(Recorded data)

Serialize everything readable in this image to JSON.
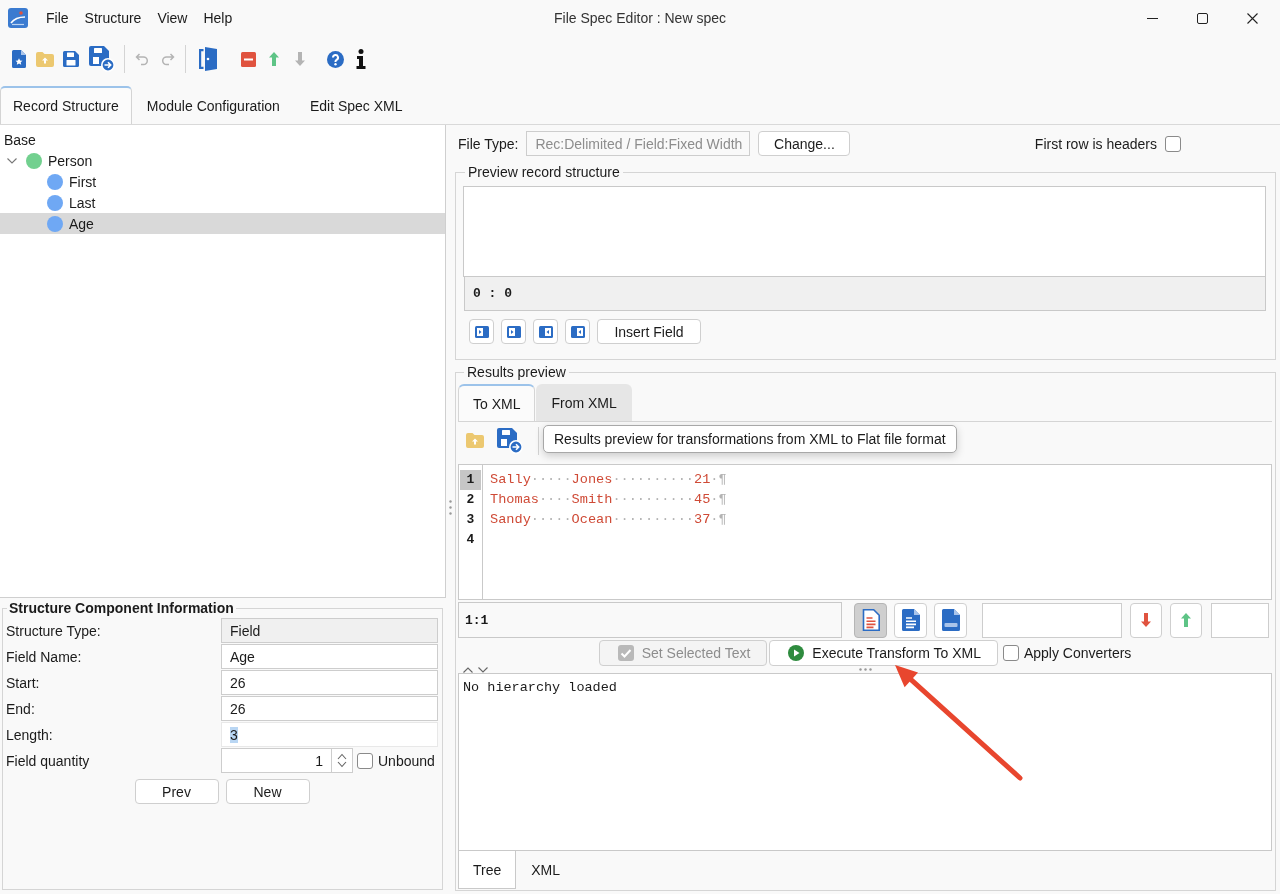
{
  "window": {
    "title": "File Spec Editor : New spec"
  },
  "menu": [
    "File",
    "Structure",
    "View",
    "Help"
  ],
  "toolbar": [
    {
      "kind": "new",
      "disabled": false
    },
    {
      "kind": "open",
      "disabled": false
    },
    {
      "kind": "save",
      "disabled": false
    },
    {
      "kind": "save-as",
      "disabled": false
    },
    {
      "kind": "separator"
    },
    {
      "kind": "undo",
      "disabled": true
    },
    {
      "kind": "redo",
      "disabled": true
    },
    {
      "kind": "separator"
    },
    {
      "kind": "exit",
      "disabled": false
    },
    {
      "kind": "delete",
      "disabled": false
    },
    {
      "kind": "move-up",
      "disabled": false
    },
    {
      "kind": "move-down",
      "disabled": true
    },
    {
      "kind": "help",
      "disabled": false
    },
    {
      "kind": "info",
      "disabled": false
    }
  ],
  "tabs": [
    {
      "label": "Record Structure",
      "selected": true
    },
    {
      "label": "Module Configuration",
      "selected": false
    },
    {
      "label": "Edit Spec XML",
      "selected": false
    }
  ],
  "tree": [
    {
      "label": "Base",
      "kind": "root",
      "selected": false,
      "children": [
        {
          "label": "Person",
          "kind": "record",
          "expanded": true,
          "selected": false,
          "children": [
            {
              "label": "First",
              "kind": "field",
              "selected": false
            },
            {
              "label": "Last",
              "kind": "field",
              "selected": false
            },
            {
              "label": "Age",
              "kind": "field",
              "selected": true
            }
          ]
        }
      ]
    }
  ],
  "component_info": {
    "title": "Structure Component Information",
    "fields": [
      {
        "label": "Structure Type:",
        "kind": "readonly",
        "value": "Field",
        "text_selected": false
      },
      {
        "label": "Field Name:",
        "kind": "text",
        "value": "Age",
        "text_selected": false
      },
      {
        "label": "Start:",
        "kind": "text",
        "value": "26",
        "text_selected": false
      },
      {
        "label": "End:",
        "kind": "text",
        "value": "26",
        "text_selected": false
      },
      {
        "label": "Length:",
        "kind": "text",
        "value": "3",
        "text_selected": true
      },
      {
        "label": "Field quantity",
        "kind": "spinner",
        "value": "1",
        "text_selected": false,
        "checkbox": {
          "label": "Unbound",
          "checked": false
        }
      }
    ],
    "buttons": [
      "Prev",
      "New"
    ]
  },
  "file_type": {
    "label": "File Type:",
    "value": "Rec:Delimited / Field:Fixed Width",
    "disabled": true,
    "button": "Change..."
  },
  "first_row_is_headers": {
    "label": "First row is headers",
    "checked": false
  },
  "preview_record_structure": {
    "title": "Preview record structure",
    "position": "0 : 0",
    "icon_buttons": [
      {
        "kind": "left"
      },
      {
        "kind": "left"
      },
      {
        "kind": "right"
      },
      {
        "kind": "right"
      }
    ],
    "insert_button": "Insert Field"
  },
  "results_preview": {
    "title": "Results preview",
    "tabs": [
      {
        "label": "To XML",
        "selected": true
      },
      {
        "label": "From XML",
        "selected": false
      }
    ],
    "toolbar": [
      {
        "kind": "open"
      },
      {
        "kind": "save-as"
      }
    ],
    "tooltip": "Results preview for transformations from XML to Flat file format",
    "lines": [
      {
        "number": "1",
        "text": "Sally·····Jones··········21·¶",
        "current": true
      },
      {
        "number": "2",
        "text": "Thomas····Smith··········45·¶",
        "current": false
      },
      {
        "number": "3",
        "text": "Sandy·····Ocean··········37·¶",
        "current": false
      },
      {
        "number": "4",
        "current": false
      }
    ],
    "position": "1:1",
    "view_buttons": [
      {
        "kind": "text-marked",
        "selected": true
      },
      {
        "kind": "text",
        "selected": false
      },
      {
        "kind": "html",
        "selected": false
      }
    ],
    "nav_buttons": [
      {
        "kind": "down"
      },
      {
        "kind": "up"
      }
    ],
    "actions": [
      {
        "label": "Set Selected Text",
        "kind": "set",
        "disabled": true
      },
      {
        "label": "Execute Transform To XML",
        "kind": "execute",
        "disabled": false
      }
    ],
    "apply_converters": {
      "label": "Apply Converters",
      "checked": false
    },
    "output": "No hierarchy loaded",
    "bottom_tabs": [
      {
        "label": "Tree",
        "selected": true
      },
      {
        "label": "XML",
        "selected": false
      }
    ]
  },
  "annotations": [
    {
      "kind": "arrow"
    }
  ]
}
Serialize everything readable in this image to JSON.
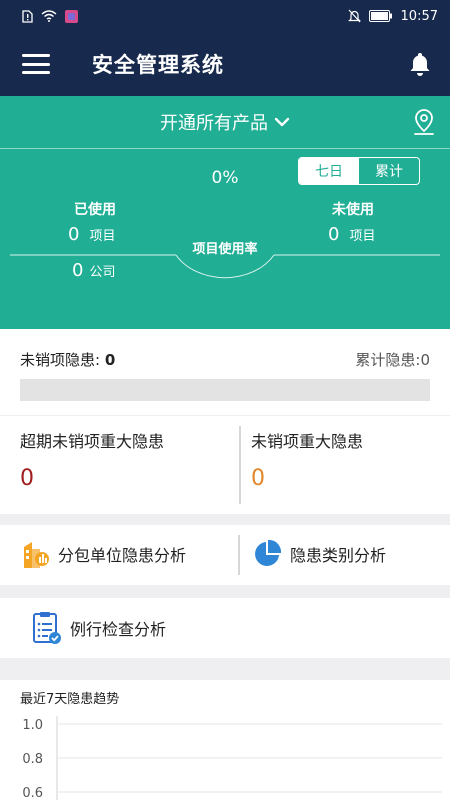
{
  "status_bar": {
    "time": "10:57"
  },
  "header": {
    "title": "安全管理系统"
  },
  "product": {
    "selector_label": "开通所有产品"
  },
  "period_toggle": {
    "options": [
      "七日",
      "累计"
    ],
    "selected": "七日"
  },
  "usage": {
    "used_label": "已使用",
    "used_projects": "0",
    "used_companies": "0",
    "unused_label": "未使用",
    "unused_projects": "0",
    "project_unit": "项目",
    "company_unit": "公司",
    "rate_value": "0%",
    "rate_label": "项目使用率"
  },
  "hazards": {
    "open_label": "未销项隐患:",
    "open_value": "0",
    "total_label": "累计隐患:",
    "total_value": "0",
    "progress": 0
  },
  "major": {
    "overdue_label": "超期未销项重大隐患",
    "overdue_value": "0",
    "open_label": "未销项重大隐患",
    "open_value": "0"
  },
  "menu": {
    "subcontract_analysis": "分包单位隐患分析",
    "category_analysis": "隐患类别分析",
    "routine_analysis": "例行检查分析"
  },
  "colors": {
    "header": "#17294c",
    "primary": "#20ae94",
    "danger": "#a01d1d",
    "warning": "#e1862a",
    "accent_blue": "#2f86d6"
  },
  "chart_data": {
    "type": "line",
    "title": "最近7天隐患趋势",
    "y_ticks": [
      "1.0",
      "0.8",
      "0.6"
    ],
    "series": []
  }
}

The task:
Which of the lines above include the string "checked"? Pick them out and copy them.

Answer to this exercise:
          "checked": false
    "checked": false
      "checked": false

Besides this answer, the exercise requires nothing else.